All in all, I give 14-18: Understanding the Great War a 4/5 Star rating due to its content and ability to engage directly with its audience. I highly recommend it to historians, scholars, and history buffs that are interested in early Twentieth-Century Europe, as well as the First World War.
Definitely check it out if you get a chance!
Questions for Discussion:
1.) In what ways did the violence and brutality of World War One differ from conflicts of years prior?
2.) Was propaganda an effective tool for nations involved in the Great War?
3.) How did propaganda fuel the "dehumanization" of a nation's enemy during this time?
4.) What role did patriotism and religion play in influencing the spread of hostilities and the upsurge of violence in WWI? Are these two aspects intertwined?
5.) Does this book differ significantly from other written accounts of the First World War? If so, then how?
6.) What arguments can be seen within this book? Are they persuasive? Why or why not?
7.) Does the author(s) have an intended audience? Can scholars and the general public, alike, enjoy this book?
8.) What are some of the strengths and weaknesses of this monograph? Can you identify any specific areas that could have been improved? Are there any areas of this book that could have been left out?
9.) Do you see any particular biases that the authors possess within this work? Particularly since they are French and focus heavily on German atrocities during the war?
10.) What historiographical interpretations are the authors challenging or building on? Does their work fit nicely within current scholarship?
11.) Did the authors provide an even-handed analysis of each chapter presented?
12.) Did you find this work to be engaging?
13.) What did you learn from reading this book?
Suggestions for Further Reading

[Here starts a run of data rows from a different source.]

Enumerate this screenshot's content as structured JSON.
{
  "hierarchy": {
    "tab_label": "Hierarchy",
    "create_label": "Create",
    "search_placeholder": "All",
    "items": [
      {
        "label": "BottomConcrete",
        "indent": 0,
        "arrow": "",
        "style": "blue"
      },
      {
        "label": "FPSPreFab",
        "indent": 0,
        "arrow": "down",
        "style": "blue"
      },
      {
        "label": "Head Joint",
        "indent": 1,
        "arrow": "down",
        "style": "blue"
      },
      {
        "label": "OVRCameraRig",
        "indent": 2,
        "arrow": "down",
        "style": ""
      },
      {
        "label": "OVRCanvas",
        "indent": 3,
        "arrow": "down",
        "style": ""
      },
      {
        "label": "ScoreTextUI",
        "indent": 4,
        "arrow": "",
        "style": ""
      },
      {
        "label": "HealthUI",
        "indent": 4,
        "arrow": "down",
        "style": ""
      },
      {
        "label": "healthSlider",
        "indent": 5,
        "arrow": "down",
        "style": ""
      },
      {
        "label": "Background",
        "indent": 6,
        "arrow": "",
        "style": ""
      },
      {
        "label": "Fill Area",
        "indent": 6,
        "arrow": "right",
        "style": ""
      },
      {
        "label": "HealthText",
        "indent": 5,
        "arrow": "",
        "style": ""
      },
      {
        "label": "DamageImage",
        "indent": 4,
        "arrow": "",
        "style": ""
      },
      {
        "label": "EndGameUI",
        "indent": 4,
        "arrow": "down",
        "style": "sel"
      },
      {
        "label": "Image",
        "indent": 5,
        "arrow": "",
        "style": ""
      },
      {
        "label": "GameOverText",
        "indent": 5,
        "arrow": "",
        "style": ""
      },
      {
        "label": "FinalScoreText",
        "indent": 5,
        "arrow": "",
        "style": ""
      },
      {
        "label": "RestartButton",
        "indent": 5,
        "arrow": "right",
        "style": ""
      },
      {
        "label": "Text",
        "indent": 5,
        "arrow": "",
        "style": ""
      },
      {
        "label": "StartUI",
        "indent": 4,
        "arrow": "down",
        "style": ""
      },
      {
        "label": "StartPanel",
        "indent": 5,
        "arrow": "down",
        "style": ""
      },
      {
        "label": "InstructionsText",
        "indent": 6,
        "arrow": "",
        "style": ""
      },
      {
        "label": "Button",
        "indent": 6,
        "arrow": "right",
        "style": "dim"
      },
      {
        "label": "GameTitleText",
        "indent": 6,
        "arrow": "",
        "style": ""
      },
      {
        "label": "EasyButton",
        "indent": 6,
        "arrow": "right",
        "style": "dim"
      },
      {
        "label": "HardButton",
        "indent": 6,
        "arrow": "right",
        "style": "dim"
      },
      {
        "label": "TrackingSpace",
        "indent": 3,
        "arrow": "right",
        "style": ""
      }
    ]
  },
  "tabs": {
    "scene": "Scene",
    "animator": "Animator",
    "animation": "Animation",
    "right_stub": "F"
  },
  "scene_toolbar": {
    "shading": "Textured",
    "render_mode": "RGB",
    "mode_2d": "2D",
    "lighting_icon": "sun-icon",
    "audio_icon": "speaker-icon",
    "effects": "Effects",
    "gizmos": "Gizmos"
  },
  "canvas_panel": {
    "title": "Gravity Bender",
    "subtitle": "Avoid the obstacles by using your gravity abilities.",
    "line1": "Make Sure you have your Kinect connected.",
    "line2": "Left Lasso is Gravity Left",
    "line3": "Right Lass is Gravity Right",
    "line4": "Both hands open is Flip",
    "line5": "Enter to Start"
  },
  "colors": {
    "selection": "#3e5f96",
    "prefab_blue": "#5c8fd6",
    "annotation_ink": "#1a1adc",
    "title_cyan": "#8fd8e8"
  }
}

Bridgland, Tony. Outrage at Sea: Naval Atrocities in World War One. Yorkshire: Pen & Sword Books, 2002.
Hart, Peter. The Great War: A Combat History of the First World War. New York: Oxford University Press, 2015.
Keegan, John. The First World War. New York: Vintage, 2000.
Meyer, G.J. A World Undone: The Story of the Great War, 1914 to 1918. New York: Bantam Dell, 2006.
Articles / Books:
Audoin-Rouzeau, Stephane, and Annette Becker. 14-18: Understanding the Great War (Hill and Wang: New York, 2000).
"Campaign Atlas to The Great War." Accessed December 19, 2016. http://www.westpoint.edu/history/SitePages/WWI.aspx.
"World War 1 Online History Course & Lessons." School History. Accessed December 19, 2016. https://schoolhistory.co.uk/courses/world-war-1/
© 2016 Larry Slawson
Norine Williams on December 15, 2016:
Yes, ("society") SET THE STAGE to where we are today in race relations and religion.
HOLY SPIRIT "reveals" *ALL!*